This week, the UK’s Higher Education Funding Council for England (HEFCE) published their formal proposals for including an open access requirement in any post-2014 Research Excellence Framework (REF). Responses to this will be accepted until 30th October 2013. These proposals follow a pre-consultation letter and set of responses which were submitted earlier in the year (link to University of Cambridge response).
Following up our concerns about the policy raised over the last few months (here and here, further posts here) the present iteration represents a decent outcome on some of the details, not least because it defers quite a few of them. That these issues have been deferred does not mean that they do not matter; rather it means that the battles on them will be fought elsewhere – with universities, with journal boards, with learned societies, with publishers and their lawyers and so on. Moreover, there is no cause for complacency around the broader political economy of scholarly publishing, which remains wasteful, restrictive and inequitable on many fronts. And of course, the pernicious REF exercise itself, which this government signalled it would review, must be itself vigorously contested (more on this to come).
The proposals are to require that any REF-submitted journal article or conference proceeding published after 2016 must be made available in the final post-peer reviewed version from an institutional repository at the point of acceptance (or publication). This in line with the previous agenda of RCUK and others, and maintains journal exclusivity by accepting substantial embargo times on truly open (read: public) viewing of these deposited versions. So a paper “immediately” placed in an institutional repository may still not be viewable for up to 24 months in the Arts, Humanities and Social Sciences (recall that this length of permissible embargo was extended in the face of publisher lobbying), although it may be possible to request papers directly from the author on an individual basis. This version of mandated open access is applicable only if the address line of the author is a UK HEI at the time of publication, and cases for exceptions can be made.
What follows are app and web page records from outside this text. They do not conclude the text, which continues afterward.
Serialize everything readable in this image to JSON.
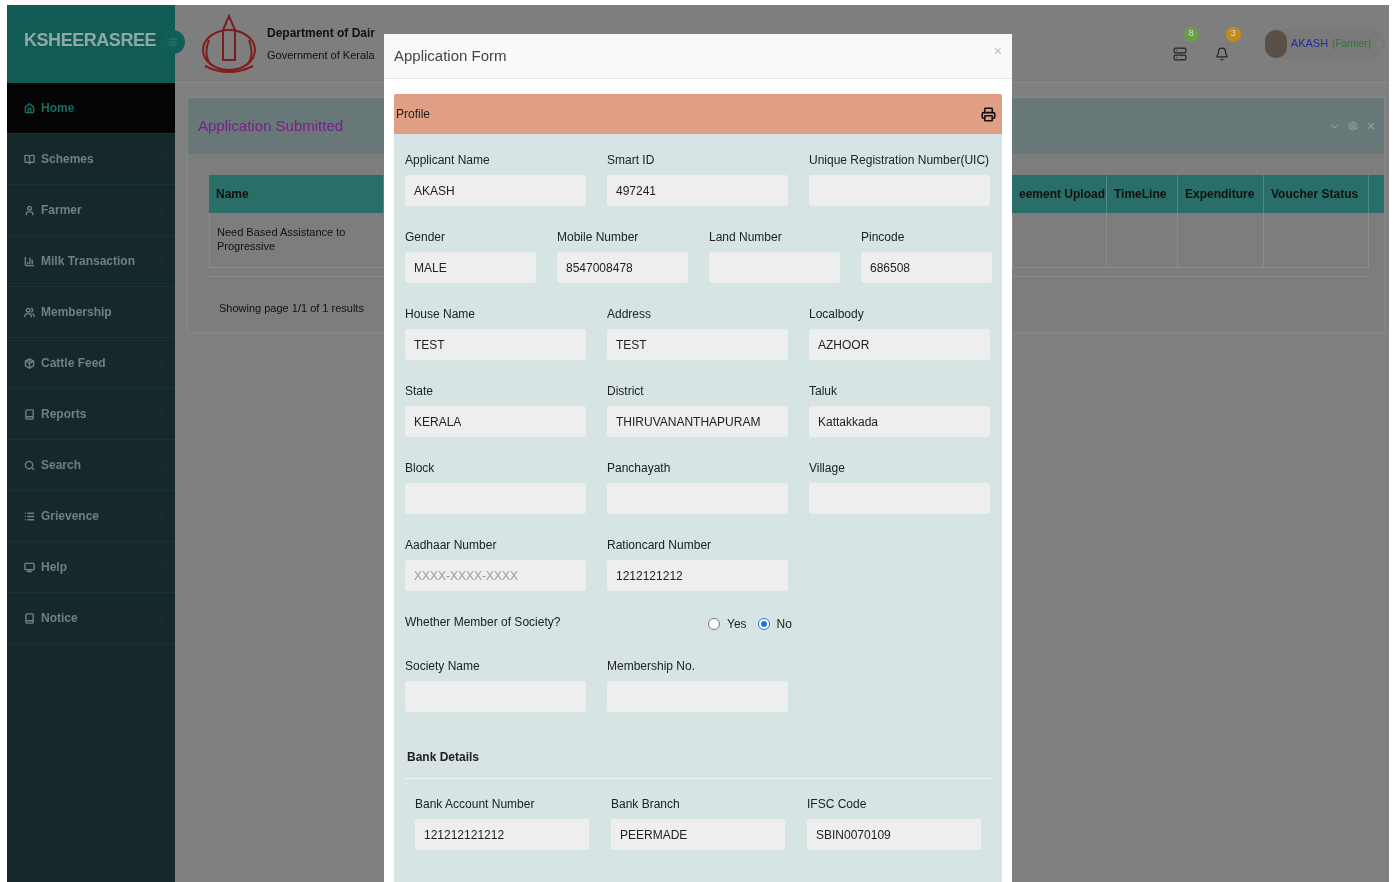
{
  "sidebar": {
    "brand": "KSHEERASREE",
    "items": [
      {
        "label": "Home",
        "selected": true
      },
      {
        "label": "Schemes",
        "selected": false
      },
      {
        "label": "Farmer",
        "selected": false
      },
      {
        "label": "Milk Transaction",
        "selected": false
      },
      {
        "label": "Membership",
        "selected": false
      },
      {
        "label": "Cattle Feed",
        "selected": false
      },
      {
        "label": "Reports",
        "selected": false
      },
      {
        "label": "Search",
        "selected": false
      },
      {
        "label": "Grievence",
        "selected": false
      },
      {
        "label": "Help",
        "selected": false
      },
      {
        "label": "Notice",
        "selected": false
      }
    ]
  },
  "header": {
    "department": "Department of Dair",
    "government": "Government of Kerala",
    "badges": [
      {
        "count": "8",
        "color": "#6a9f4a"
      },
      {
        "count": "3",
        "color": "#c38a1c"
      }
    ],
    "user": {
      "name": "AKASH",
      "role": "(Farmer)"
    }
  },
  "panel": {
    "title": "Application Submitted",
    "table": {
      "columns": [
        "Name",
        "eement Upload",
        "TimeLine",
        "Expenditure",
        "Voucher Status"
      ],
      "rows": [
        {
          "name": "Need Based Assistance to Progressive"
        }
      ]
    },
    "pager": "Showing page 1/1 of 1 results"
  },
  "modal": {
    "title": "Application Form",
    "close": "×",
    "section": "Profile",
    "rows": [
      [
        {
          "label": "Applicant Name",
          "value": "AKASH"
        },
        {
          "label": "Smart ID",
          "value": "497241"
        },
        {
          "label": "Unique Registration Number(UIC)"
        }
      ],
      [
        {
          "label": "Gender",
          "value": "MALE"
        },
        {
          "label": "Mobile Number",
          "value": "8547008478"
        },
        {
          "label": "Land Number"
        },
        {
          "label": "Pincode",
          "value": "686508"
        }
      ],
      [
        {
          "label": "House Name",
          "value": "TEST"
        },
        {
          "label": "Address",
          "value": "TEST"
        },
        {
          "label": "Localbody",
          "value": "AZHOOR"
        }
      ],
      [
        {
          "label": "State",
          "value": "KERALA"
        },
        {
          "label": "District",
          "value": "THIRUVANANTHAPURAM"
        },
        {
          "label": "Taluk",
          "value": "Kattakkada"
        }
      ],
      [
        {
          "label": "Block"
        },
        {
          "label": "Panchayath"
        },
        {
          "label": "Village"
        }
      ],
      [
        {
          "label": "Aadhaar Number",
          "placeholder": "XXXX-XXXX-XXXX"
        },
        {
          "label": "Rationcard Number",
          "value": "1212121212"
        }
      ]
    ],
    "question": {
      "label": "Whether Member of Society?",
      "options": [
        {
          "label": "Yes",
          "selected": false
        },
        {
          "label": "No",
          "selected": true
        }
      ]
    },
    "society": [
      {
        "label": "Society Name"
      },
      {
        "label": "Membership No."
      }
    ],
    "bank": {
      "title": "Bank Details",
      "fields": [
        {
          "label": "Bank Account Number",
          "value": "121212121212"
        },
        {
          "label": "Bank Branch",
          "value": "PEERMADE"
        },
        {
          "label": "IFSC Code",
          "value": "SBIN0070109"
        }
      ]
    }
  }
}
HEFCE’s assessment that this should be broadly achievable under current provisions is reasonable, and represents a good path for opening up access to research under present conditions. From the perspective of maximising green OA, Stevan Harnad’s response is as ever highly incisive. Below are some reflections on the present state of play.
What Has Been Won and Deferred
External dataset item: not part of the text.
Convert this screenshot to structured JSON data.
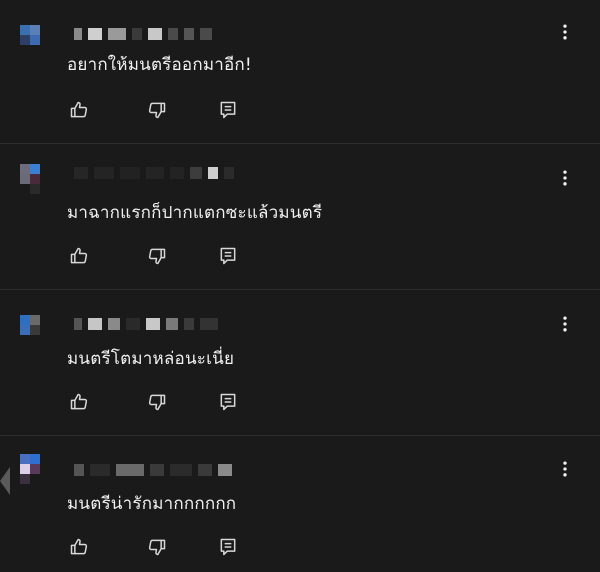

First, the old green/gold battle is now (nearly) over, and with it the concerns that academics would routinely pay exorbitant author fees to have their research published. Continue reading